There are seven main regions for Mexican cuisine: the North, the North Pacific Coast, the Bajio, the South Pacific Coast, the South, the Gulf, and Central Mexico.

Its new tourism logo captures the essence of the country in a single design — the colors represent history, health, culture, and nature. Since 67% of people report that signs affect their consumerist habits, Mexico couldn’t have chosen a better one to encourage people to visit the prime vacation spot. Road and highway signs across the nation will implement the colors and their meanings so tourists will have an immediate understanding of what the location offers. They’re doing half the work for you; here are some things to know and arrange that will help with the other half.

  • Get your car checked out before you leave. Unless you’re planning to fly in and then rent a vehicle from the airport, you’re going to want to ensure that your vehicle is in proper condition — the last thing you want is to break down on the side of the road in a country that doesn’t speak English. Statistically, people travel the most in the summertime, so your local mechanic or dealership should be well prepared and equipped to inspect your car for any major engine or fluid issues. Getting your oil changed is always a good idea before heading out on a long journey, and you’re definitely going to want to make sure your air conditioning works!
  • Get any vaccines that may be required. Vaccines prevent more than 2.5 million deaths (and even more hospitalizations) every year, so you really don’t want to take the risk of ruining your luxury sunshine and sandy beach vacation with a debilitating illness. Typhoid is the main concern in Mexico right now, but being up-to-date on all of your vaccines is a smart idea, especially if you’re an adventurous eater and want to take advantage of the delicious Mexican cuisine during your trip. Mexico is also well-known for its water problems, so unless you’re staying at a resort, we recommend only drinking from sealed water bottles.
  • Do your research ahead of time. Mexico has gained a bit of a reputation as a dangerous place due to drug violence, but much of it is concentrated in areas that can be avoided and is not targeted towards tourists. Avoiding these hotspots, or simply being aware of the risks involved, can make your trip a lot less stressful, and can even offer stunning views and experiences you may not have considered otherwise. Planning out every detail and sharing this information with family members and friends can ensure your personal safety and allow you to see the unique beauty that Mexico has to offer.

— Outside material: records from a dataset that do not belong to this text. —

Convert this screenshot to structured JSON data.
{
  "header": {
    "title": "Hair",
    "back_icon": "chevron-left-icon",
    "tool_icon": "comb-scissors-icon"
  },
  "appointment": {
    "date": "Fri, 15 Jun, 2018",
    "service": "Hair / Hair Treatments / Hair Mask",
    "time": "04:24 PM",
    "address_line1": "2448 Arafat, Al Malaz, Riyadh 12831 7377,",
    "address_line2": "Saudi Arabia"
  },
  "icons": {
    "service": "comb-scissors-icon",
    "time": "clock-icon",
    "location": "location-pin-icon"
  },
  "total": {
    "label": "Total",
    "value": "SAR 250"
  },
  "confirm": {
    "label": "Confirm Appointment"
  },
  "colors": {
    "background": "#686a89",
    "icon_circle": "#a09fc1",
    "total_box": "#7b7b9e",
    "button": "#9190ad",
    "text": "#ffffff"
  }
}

  • Pack your bags right. The weather in Mexico is typically mild and warm, but it can get hot depending on what time of the year you visit. Make sure to pack the right clothing for the occasion to keep yourself from being over or under-dressed.

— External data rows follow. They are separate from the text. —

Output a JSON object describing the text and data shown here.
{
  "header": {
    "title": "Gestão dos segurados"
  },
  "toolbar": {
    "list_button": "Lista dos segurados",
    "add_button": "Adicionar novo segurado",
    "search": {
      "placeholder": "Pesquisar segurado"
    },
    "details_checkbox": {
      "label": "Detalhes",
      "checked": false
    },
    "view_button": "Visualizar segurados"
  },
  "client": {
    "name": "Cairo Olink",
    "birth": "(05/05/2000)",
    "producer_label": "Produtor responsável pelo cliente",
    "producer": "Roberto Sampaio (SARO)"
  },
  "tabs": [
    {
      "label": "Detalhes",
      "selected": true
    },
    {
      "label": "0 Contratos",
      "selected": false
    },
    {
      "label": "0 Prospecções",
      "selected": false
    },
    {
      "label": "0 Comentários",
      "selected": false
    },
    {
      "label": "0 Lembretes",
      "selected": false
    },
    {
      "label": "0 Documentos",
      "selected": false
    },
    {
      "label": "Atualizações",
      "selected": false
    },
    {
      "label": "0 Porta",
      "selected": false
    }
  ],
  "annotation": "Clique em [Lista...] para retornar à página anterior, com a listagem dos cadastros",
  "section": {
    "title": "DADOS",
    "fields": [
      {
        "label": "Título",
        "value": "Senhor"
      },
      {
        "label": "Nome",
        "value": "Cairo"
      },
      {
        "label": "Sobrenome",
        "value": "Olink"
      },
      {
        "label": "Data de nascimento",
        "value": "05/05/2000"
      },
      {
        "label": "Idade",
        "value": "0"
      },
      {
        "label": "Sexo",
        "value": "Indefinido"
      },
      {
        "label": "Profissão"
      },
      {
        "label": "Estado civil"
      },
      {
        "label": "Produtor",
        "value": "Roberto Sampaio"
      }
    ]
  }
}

With beautiful beaches, historically significant sites, and delicious food, Mexico offers a rich experience beyond your wildest dreams; you simply need to be informed and prepared to enjoy it all.